It works for me, so either it's you, or more-likely, they fixed it.
Can you please make those line graphs more readable? Its really hard to distinguish between the 950 pro and the ocz drive. I suggest using dashes or dots as well as colours instead of using two very similar coloursReply
I'd wait for the release of the 960 Pro consumer version.Reply
Cool, an SSD that's NSFW to search for. What is wrong with people...Reply
I don't get why Samsung would make these an OEM exclusive. It seems to me that aftermarket enthusiasts would be the major purchasers.Reply
What OEM would even use these? Most OEM SSD options are low grade entry level SSD. Apple is the best I've seen, using the Samsung SM951 in a proprietary form factor. The highest I've seen any other OEM use is the Samsung PM951 (Dell XPS laptop, MS Surface, Lenovo Yoga 900).

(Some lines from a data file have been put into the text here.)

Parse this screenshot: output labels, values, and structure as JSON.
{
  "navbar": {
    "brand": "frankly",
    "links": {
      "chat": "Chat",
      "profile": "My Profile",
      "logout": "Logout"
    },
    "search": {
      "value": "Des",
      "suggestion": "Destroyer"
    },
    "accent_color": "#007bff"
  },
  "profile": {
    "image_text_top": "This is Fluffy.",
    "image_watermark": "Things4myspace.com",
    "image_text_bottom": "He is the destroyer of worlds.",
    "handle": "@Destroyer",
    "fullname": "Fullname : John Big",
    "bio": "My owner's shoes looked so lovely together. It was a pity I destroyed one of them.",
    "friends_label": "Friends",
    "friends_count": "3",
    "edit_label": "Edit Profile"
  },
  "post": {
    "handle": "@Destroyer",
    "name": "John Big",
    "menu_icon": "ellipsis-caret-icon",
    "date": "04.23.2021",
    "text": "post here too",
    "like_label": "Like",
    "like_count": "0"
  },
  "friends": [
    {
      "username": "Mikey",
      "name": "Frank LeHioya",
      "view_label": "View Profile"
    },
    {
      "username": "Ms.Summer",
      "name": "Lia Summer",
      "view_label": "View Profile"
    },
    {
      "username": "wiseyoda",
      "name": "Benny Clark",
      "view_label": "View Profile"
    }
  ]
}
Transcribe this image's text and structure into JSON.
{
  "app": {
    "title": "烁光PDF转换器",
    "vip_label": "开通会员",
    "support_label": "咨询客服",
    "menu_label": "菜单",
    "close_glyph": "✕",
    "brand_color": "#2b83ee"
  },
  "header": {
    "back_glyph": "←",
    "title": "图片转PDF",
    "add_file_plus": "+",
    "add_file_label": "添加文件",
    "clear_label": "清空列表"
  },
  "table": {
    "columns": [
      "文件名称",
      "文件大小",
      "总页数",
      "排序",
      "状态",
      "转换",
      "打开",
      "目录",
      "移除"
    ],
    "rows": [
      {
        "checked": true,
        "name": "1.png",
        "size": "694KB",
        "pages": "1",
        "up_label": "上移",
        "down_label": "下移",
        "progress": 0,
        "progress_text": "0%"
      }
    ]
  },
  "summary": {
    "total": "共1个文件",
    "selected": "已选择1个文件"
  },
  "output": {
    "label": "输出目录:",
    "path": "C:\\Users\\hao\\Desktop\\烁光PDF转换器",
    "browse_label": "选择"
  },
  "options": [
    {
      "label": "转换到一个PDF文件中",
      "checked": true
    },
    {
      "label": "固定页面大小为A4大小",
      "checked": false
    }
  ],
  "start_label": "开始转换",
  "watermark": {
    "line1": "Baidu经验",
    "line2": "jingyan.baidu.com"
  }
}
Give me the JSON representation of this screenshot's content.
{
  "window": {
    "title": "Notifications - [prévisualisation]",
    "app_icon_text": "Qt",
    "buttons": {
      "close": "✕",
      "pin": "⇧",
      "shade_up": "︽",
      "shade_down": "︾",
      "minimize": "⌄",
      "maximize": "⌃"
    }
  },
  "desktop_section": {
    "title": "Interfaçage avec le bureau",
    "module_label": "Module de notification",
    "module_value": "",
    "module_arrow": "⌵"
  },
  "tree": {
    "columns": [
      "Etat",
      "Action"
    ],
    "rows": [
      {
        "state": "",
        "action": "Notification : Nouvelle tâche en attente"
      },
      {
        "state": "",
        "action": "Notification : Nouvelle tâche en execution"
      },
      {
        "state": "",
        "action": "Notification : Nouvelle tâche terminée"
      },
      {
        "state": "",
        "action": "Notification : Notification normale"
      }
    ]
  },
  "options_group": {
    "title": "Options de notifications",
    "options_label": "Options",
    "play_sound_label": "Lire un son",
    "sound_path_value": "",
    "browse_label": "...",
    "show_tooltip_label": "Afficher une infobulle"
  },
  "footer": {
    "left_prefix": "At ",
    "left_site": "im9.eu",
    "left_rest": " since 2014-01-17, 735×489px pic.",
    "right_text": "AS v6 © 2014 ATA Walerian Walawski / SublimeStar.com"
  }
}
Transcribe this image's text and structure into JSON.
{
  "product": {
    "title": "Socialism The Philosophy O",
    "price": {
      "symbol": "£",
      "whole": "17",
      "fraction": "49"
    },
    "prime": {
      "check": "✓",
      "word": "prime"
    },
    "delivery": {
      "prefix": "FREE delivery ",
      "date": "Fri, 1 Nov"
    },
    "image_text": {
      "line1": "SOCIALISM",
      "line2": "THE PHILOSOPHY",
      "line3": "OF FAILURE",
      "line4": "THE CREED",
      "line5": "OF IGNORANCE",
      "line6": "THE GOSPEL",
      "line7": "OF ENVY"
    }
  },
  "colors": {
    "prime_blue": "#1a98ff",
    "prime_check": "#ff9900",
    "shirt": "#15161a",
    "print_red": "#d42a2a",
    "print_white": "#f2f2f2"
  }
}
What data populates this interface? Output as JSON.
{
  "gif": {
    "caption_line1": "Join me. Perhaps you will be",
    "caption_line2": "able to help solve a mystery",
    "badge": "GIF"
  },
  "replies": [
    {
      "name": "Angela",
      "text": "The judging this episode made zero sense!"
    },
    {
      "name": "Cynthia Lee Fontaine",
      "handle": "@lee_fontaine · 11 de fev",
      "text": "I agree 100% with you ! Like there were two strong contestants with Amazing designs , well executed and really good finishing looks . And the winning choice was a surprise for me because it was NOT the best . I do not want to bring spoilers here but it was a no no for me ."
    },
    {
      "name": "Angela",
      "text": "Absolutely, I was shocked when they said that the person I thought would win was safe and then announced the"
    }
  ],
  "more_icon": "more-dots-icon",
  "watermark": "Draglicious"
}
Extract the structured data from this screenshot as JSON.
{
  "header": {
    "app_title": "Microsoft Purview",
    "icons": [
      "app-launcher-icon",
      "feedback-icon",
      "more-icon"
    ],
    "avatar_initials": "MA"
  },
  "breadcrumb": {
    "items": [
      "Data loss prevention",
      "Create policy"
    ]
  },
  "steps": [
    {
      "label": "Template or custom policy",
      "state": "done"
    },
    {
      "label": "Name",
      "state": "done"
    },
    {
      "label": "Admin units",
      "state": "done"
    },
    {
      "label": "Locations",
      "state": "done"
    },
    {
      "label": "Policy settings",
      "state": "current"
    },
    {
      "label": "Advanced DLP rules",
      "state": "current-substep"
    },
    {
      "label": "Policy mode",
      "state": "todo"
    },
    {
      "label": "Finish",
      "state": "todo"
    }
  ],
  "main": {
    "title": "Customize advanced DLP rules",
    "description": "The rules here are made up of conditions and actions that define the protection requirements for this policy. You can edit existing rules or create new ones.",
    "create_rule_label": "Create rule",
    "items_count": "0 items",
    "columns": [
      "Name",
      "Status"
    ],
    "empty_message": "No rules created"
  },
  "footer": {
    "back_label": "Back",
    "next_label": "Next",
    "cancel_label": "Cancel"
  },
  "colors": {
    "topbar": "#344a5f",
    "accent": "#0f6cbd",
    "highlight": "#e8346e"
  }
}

Do these just show up in high end workstations or servers? So far the only manufacturer I'm aware of whom would likely include these would be Apple. If they ever get off their butts and update their premium priced yet obsolete hardware.
As manufacturers are hesitant to boast in their specs what SSD they use. How would you even know without purchasing the computer or finding a teardown that the SM961 is in there?
HP, Dell, and Lenovo all sold products with the SM951. We purchased the Lenovo X1 Carbon Gen 3 just to the the first drive available for review. HP sent over a Z Turbo (SM951+workstation adapter) and the new quad version that puts 4 in a single PCIe device. Dell used the drive in one of the high end ultralight notebooks.Reply
When do you expect the 960 Pro version to hit the retail market?